***** Records provided *****
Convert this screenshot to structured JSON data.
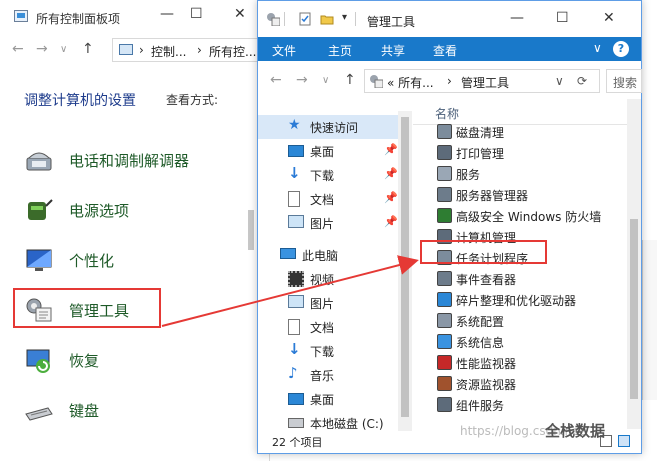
{
  "control_panel": {
    "title": "所有控制面板项",
    "breadcrumb": [
      "控制...",
      "所有控..."
    ],
    "heading": "调整计算机的设置",
    "view_label": "查看方式:",
    "items": [
      {
        "label": "电话和调制解调器",
        "icon": "phone-modem-icon"
      },
      {
        "label": "电源选项",
        "icon": "power-options-icon"
      },
      {
        "label": "个性化",
        "icon": "personalization-icon"
      },
      {
        "label": "管理工具",
        "icon": "admin-tools-icon"
      },
      {
        "label": "恢复",
        "icon": "recovery-icon"
      },
      {
        "label": "键盘",
        "icon": "keyboard-icon"
      }
    ]
  },
  "explorer": {
    "title": "管理工具",
    "ribbon_tabs": [
      "文件",
      "主页",
      "共享",
      "查看"
    ],
    "breadcrumb": [
      "« 所有...",
      "管理工具"
    ],
    "search_placeholder": "搜索",
    "column_header": "名称",
    "nav": [
      {
        "label": "快速访问",
        "icon": "star-icon",
        "pinned": false,
        "selected": true
      },
      {
        "label": "桌面",
        "icon": "desktop-icon",
        "pinned": true
      },
      {
        "label": "下载",
        "icon": "download-icon",
        "pinned": true
      },
      {
        "label": "文档",
        "icon": "documents-icon",
        "pinned": true
      },
      {
        "label": "图片",
        "icon": "pictures-icon",
        "pinned": true
      },
      {
        "label": "此电脑",
        "icon": "this-pc-icon",
        "pinned": false
      },
      {
        "label": "视频",
        "icon": "videos-icon",
        "pinned": false
      },
      {
        "label": "图片",
        "icon": "pictures-icon",
        "pinned": false
      },
      {
        "label": "文档",
        "icon": "documents-icon",
        "pinned": false
      },
      {
        "label": "下载",
        "icon": "download-icon",
        "pinned": false
      },
      {
        "label": "音乐",
        "icon": "music-icon",
        "pinned": false
      },
      {
        "label": "桌面",
        "icon": "desktop-icon",
        "pinned": false
      },
      {
        "label": "本地磁盘 (C:)",
        "icon": "disk-icon",
        "pinned": false
      }
    ],
    "files": [
      "磁盘清理",
      "打印管理",
      "服务",
      "服务器管理器",
      "高级安全 Windows 防火墙",
      "计算机管理",
      "任务计划程序",
      "事件查看器",
      "碎片整理和优化驱动器",
      "系统配置",
      "系统信息",
      "性能监视器",
      "资源监视器",
      "组件服务"
    ],
    "status_count": "22 个项目"
  },
  "watermark": "https://blog.csdn.net/",
  "wechat_label": "全栈数据",
  "colors": {
    "accent": "#1979ca",
    "highlight": "#e53935",
    "link": "#1e5a28"
  }
}
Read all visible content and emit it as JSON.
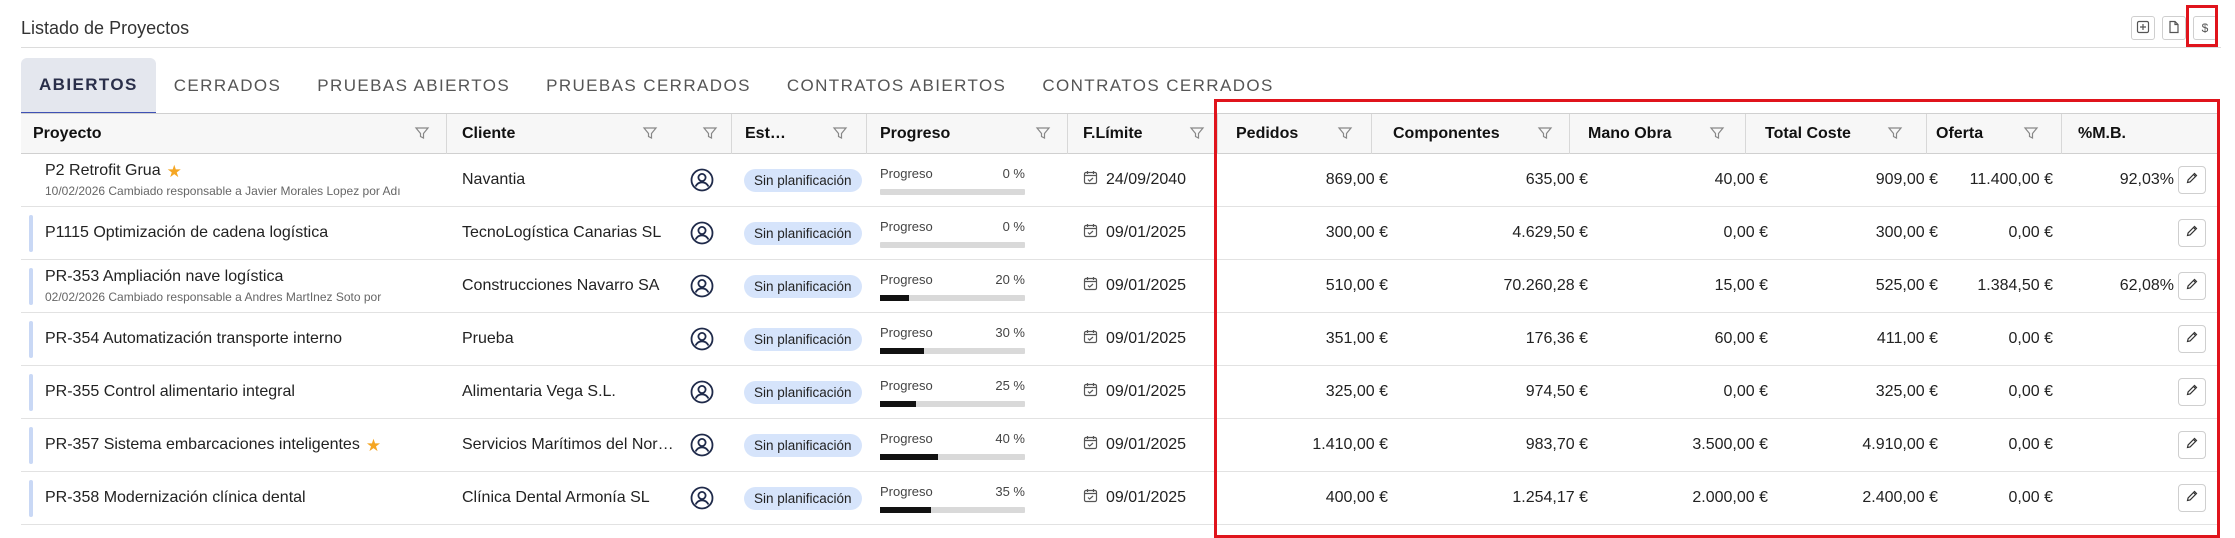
{
  "page": {
    "title": "Listado de Proyectos"
  },
  "header_buttons": [
    {
      "name": "add-icon",
      "label": ""
    },
    {
      "name": "document-icon",
      "label": ""
    },
    {
      "name": "currency-icon",
      "label": "$"
    }
  ],
  "tabs": [
    {
      "label": "ABIERTOS",
      "active": true
    },
    {
      "label": "CERRADOS",
      "active": false
    },
    {
      "label": "PRUEBAS ABIERTOS",
      "active": false
    },
    {
      "label": "PRUEBAS CERRADOS",
      "active": false
    },
    {
      "label": "CONTRATOS ABIERTOS",
      "active": false
    },
    {
      "label": "CONTRATOS CERRADOS",
      "active": false
    }
  ],
  "columns": {
    "proyecto": "Proyecto",
    "cliente": "Cliente",
    "estado": "Est…",
    "progreso": "Progreso",
    "flimite": "F.Límite",
    "pedidos": "Pedidos",
    "componentes": "Componentes",
    "mano_obra": "Mano Obra",
    "total_coste": "Total Coste",
    "oferta": "Oferta",
    "mb": "%M.B."
  },
  "progress_label": "Progreso",
  "rows": [
    {
      "name": "P2 Retrofit Grua",
      "star": true,
      "sub": "10/02/2026 Cambiado responsable a Javier Morales Lopez por Adı",
      "client": "Navantia",
      "status": "Sin planificación",
      "progress_text": "0 %",
      "progress": 0,
      "date": "24/09/2040",
      "pedidos": "869,00 €",
      "componentes": "635,00 €",
      "mano_obra": "40,00 €",
      "total_coste": "909,00 €",
      "oferta": "11.400,00 €",
      "mb": "92,03%"
    },
    {
      "name": "P1115 Optimización de cadena logística",
      "star": false,
      "sub": "",
      "client": "TecnoLogística Canarias SL",
      "status": "Sin planificación",
      "progress_text": "0 %",
      "progress": 0,
      "date": "09/01/2025",
      "pedidos": "300,00 €",
      "componentes": "4.629,50 €",
      "mano_obra": "0,00 €",
      "total_coste": "300,00 €",
      "oferta": "0,00 €",
      "mb": ""
    },
    {
      "name": "PR-353 Ampliación nave logística",
      "star": false,
      "sub": "02/02/2026 Cambiado responsable a Andres MartInez Soto por",
      "client": "Construcciones Navarro SA",
      "status": "Sin planificación",
      "progress_text": "20 %",
      "progress": 20,
      "date": "09/01/2025",
      "pedidos": "510,00 €",
      "componentes": "70.260,28 €",
      "mano_obra": "15,00 €",
      "total_coste": "525,00 €",
      "oferta": "1.384,50 €",
      "mb": "62,08%"
    },
    {
      "name": "PR-354 Automatización transporte interno",
      "star": false,
      "sub": "",
      "client": "Prueba",
      "status": "Sin planificación",
      "progress_text": "30 %",
      "progress": 30,
      "date": "09/01/2025",
      "pedidos": "351,00 €",
      "componentes": "176,36 €",
      "mano_obra": "60,00 €",
      "total_coste": "411,00 €",
      "oferta": "0,00 €",
      "mb": ""
    },
    {
      "name": "PR-355 Control alimentario integral",
      "star": false,
      "sub": "",
      "client": "Alimentaria Vega S.L.",
      "status": "Sin planificación",
      "progress_text": "25 %",
      "progress": 25,
      "date": "09/01/2025",
      "pedidos": "325,00 €",
      "componentes": "974,50 €",
      "mano_obra": "0,00 €",
      "total_coste": "325,00 €",
      "oferta": "0,00 €",
      "mb": ""
    },
    {
      "name": "PR-357 Sistema embarcaciones inteligentes",
      "star": true,
      "sub": "",
      "client": "Servicios Marítimos del Nor…",
      "status": "Sin planificación",
      "progress_text": "40 %",
      "progress": 40,
      "date": "09/01/2025",
      "pedidos": "1.410,00 €",
      "componentes": "983,70 €",
      "mano_obra": "3.500,00 €",
      "total_coste": "4.910,00 €",
      "oferta": "0,00 €",
      "mb": ""
    },
    {
      "name": "PR-358 Modernización clínica dental",
      "star": false,
      "sub": "",
      "client": "Clínica Dental Armonía SL",
      "status": "Sin planificación",
      "progress_text": "35 %",
      "progress": 35,
      "date": "09/01/2025",
      "pedidos": "400,00 €",
      "componentes": "1.254,17 €",
      "mano_obra": "2.000,00 €",
      "total_coste": "2.400,00 €",
      "oferta": "0,00 €",
      "mb": ""
    }
  ],
  "colors": {
    "accent": "#3f51b5",
    "highlight": "#e0141c",
    "badge_bg": "#d6e4fb",
    "star": "#f5a623"
  }
}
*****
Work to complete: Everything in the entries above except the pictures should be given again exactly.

Response to the exercise:
Convert this screenshot to structured JSON data.
{
  "control_panel": {
    "title": "所有控制面板项",
    "breadcrumb": [
      "控制...",
      "所有控..."
    ],
    "heading": "调整计算机的设置",
    "view_label": "查看方式:",
    "items": [
      {
        "label": "电话和调制解调器",
        "icon": "phone-modem-icon"
      },
      {
        "label": "电源选项",
        "icon": "power-options-icon"
      },
      {
        "label": "个性化",
        "icon": "personalization-icon"
      },
      {
        "label": "管理工具",
        "icon": "admin-tools-icon"
      },
      {
        "label": "恢复",
        "icon": "recovery-icon"
      },
      {
        "label": "键盘",
        "icon": "keyboard-icon"
      }
    ]
  },
  "explorer": {
    "title": "管理工具",
    "ribbon_tabs": [
      "文件",
      "主页",
      "共享",
      "查看"
    ],
    "breadcrumb": [
      "« 所有...",
      "管理工具"
    ],
    "search_placeholder": "搜索",
    "column_header": "名称",
    "nav": [
      {
        "label": "快速访问",
        "icon": "star-icon",
        "pinned": false,
        "selected": true
      },
      {
        "label": "桌面",
        "icon": "desktop-icon",
        "pinned": true
      },
      {
        "label": "下载",
        "icon": "download-icon",
        "pinned": true
      },
      {
        "label": "文档",
        "icon": "documents-icon",
        "pinned": true
      },
      {
        "label": "图片",
        "icon": "pictures-icon",
        "pinned": true
      },
      {
        "label": "此电脑",
        "icon": "this-pc-icon",
        "pinned": false
      },
      {
        "label": "视频",
        "icon": "videos-icon",
        "pinned": false
      },
      {
        "label": "图片",
        "icon": "pictures-icon",
        "pinned": false
      },
      {
        "label": "文档",
        "icon": "documents-icon",
        "pinned": false
      },
      {
        "label": "下载",
        "icon": "download-icon",
        "pinned": false
      },
      {
        "label": "音乐",
        "icon": "music-icon",
        "pinned": false
      },
      {
        "label": "桌面",
        "icon": "desktop-icon",
        "pinned": false
      },
      {
        "label": "本地磁盘 (C:)",
        "icon": "disk-icon",
        "pinned": false
      }
    ],
    "files": [
      "磁盘清理",
      "打印管理",
      "服务",
      "服务器管理器",
      "高级安全 Windows 防火墙",
      "计算机管理",
      "任务计划程序",
      "事件查看器",
      "碎片整理和优化驱动器",
      "系统配置",
      "系统信息",
      "性能监视器",
      "资源监视器",
      "组件服务"
    ],
    "status_count": "22 个项目"
  },
  "watermark": "https://blog.csdn.net/",
  "wechat_label": "全栈数据",
  "colors": {
    "accent": "#1979ca",
    "highlight": "#e53935",
    "link": "#1e5a28"
  }
}
Read all visible content and emit it as JSON.
{
  "page": {
    "title": "Listado de Proyectos"
  },
  "header_buttons": [
    {
      "name": "add-icon",
      "label": ""
    },
    {
      "name": "document-icon",
      "label": ""
    },
    {
      "name": "currency-icon",
      "label": "$"
    }
  ],
  "tabs": [
    {
      "label": "ABIERTOS",
      "active": true
    },
    {
      "label": "CERRADOS",
      "active": false
    },
    {
      "label": "PRUEBAS ABIERTOS",
      "active": false
    },
    {
      "label": "PRUEBAS CERRADOS",
      "active": false
    },
    {
      "label": "CONTRATOS ABIERTOS",
      "active": false
    },
    {
      "label": "CONTRATOS CERRADOS",
      "active": false
    }
  ],
  "columns": {
    "proyecto": "Proyecto",
    "cliente": "Cliente",
    "estado": "Est…",
    "progreso": "Progreso",
    "flimite": "F.Límite",
    "pedidos": "Pedidos",
    "componentes": "Componentes",
    "mano_obra": "Mano Obra",
    "total_coste": "Total Coste",
    "oferta": "Oferta",
    "mb": "%M.B."
  },
  "progress_label": "Progreso",
  "rows": [
    {
      "name": "P2 Retrofit Grua",
      "star": true,
      "sub": "10/02/2026 Cambiado responsable a Javier Morales Lopez por Adı",
      "client": "Navantia",
      "status": "Sin planificación",
      "progress_text": "0 %",
      "progress": 0,
      "date": "24/09/2040",
      "pedidos": "869,00 €",
      "componentes": "635,00 €",
      "mano_obra": "40,00 €",
      "total_coste": "909,00 €",
      "oferta": "11.400,00 €",
      "mb": "92,03%"
    },
    {
      "name": "P1115 Optimización de cadena logística",
      "star": false,
      "sub": "",
      "client": "TecnoLogística Canarias SL",
      "status": "Sin planificación",
      "progress_text": "0 %",
      "progress": 0,
      "date": "09/01/2025",
      "pedidos": "300,00 €",
      "componentes": "4.629,50 €",
      "mano_obra": "0,00 €",
      "total_coste": "300,00 €",
      "oferta": "0,00 €",
      "mb": ""
    },
    {
      "name": "PR-353 Ampliación nave logística",
      "star": false,
      "sub": "02/02/2026 Cambiado responsable a Andres MartInez Soto por",
      "client": "Construcciones Navarro SA",
      "status": "Sin planificación",
      "progress_text": "20 %",
      "progress": 20,
      "date": "09/01/2025",
      "pedidos": "510,00 €",
      "componentes": "70.260,28 €",
      "mano_obra": "15,00 €",
      "total_coste": "525,00 €",
      "oferta": "1.384,50 €",
      "mb": "62,08%"
    },
    {
      "name": "PR-354 Automatización transporte interno",
      "star": false,
      "sub": "",
      "client": "Prueba",
      "status": "Sin planificación",
      "progress_text": "30 %",
      "progress": 30,
      "date": "09/01/2025",
      "pedidos": "351,00 €",
      "componentes": "176,36 €",
      "mano_obra": "60,00 €",
      "total_coste": "411,00 €",
      "oferta": "0,00 €",
      "mb": ""
    },
    {
      "name": "PR-355 Control alimentario integral",
      "star": false,
      "sub": "",
      "client": "Alimentaria Vega S.L.",
      "status": "Sin planificación",
      "progress_text": "25 %",
      "progress": 25,
      "date": "09/01/2025",
      "pedidos": "325,00 €",
      "componentes": "974,50 €",
      "mano_obra": "0,00 €",
      "total_coste": "325,00 €",
      "oferta": "0,00 €",
      "mb": ""
    },
    {
      "name": "PR-357 Sistema embarcaciones inteligentes",
      "star": true,
      "sub": "",
      "client": "Servicios Marítimos del Nor…",
      "status": "Sin planificación",
      "progress_text": "40 %",
      "progress": 40,
      "date": "09/01/2025",
      "pedidos": "1.410,00 €",
      "componentes": "983,70 €",
      "mano_obra": "3.500,00 €",
      "total_coste": "4.910,00 €",
      "oferta": "0,00 €",
      "mb": ""
    },
    {
      "name": "PR-358 Modernización clínica dental",
      "star": false,
      "sub": "",
      "client": "Clínica Dental Armonía SL",
      "status": "Sin planificación",
      "progress_text": "35 %",
      "progress": 35,
      "date": "09/01/2025",
      "pedidos": "400,00 €",
      "componentes": "1.254,17 €",
      "mano_obra": "2.000,00 €",
      "total_coste": "2.400,00 €",
      "oferta": "0,00 €",
      "mb": ""
    }
  ],
  "colors": {
    "accent": "#3f51b5",
    "highlight": "#e0141c",
    "badge_bg": "#d6e4fb",
    "star": "#f5a623"
  }
}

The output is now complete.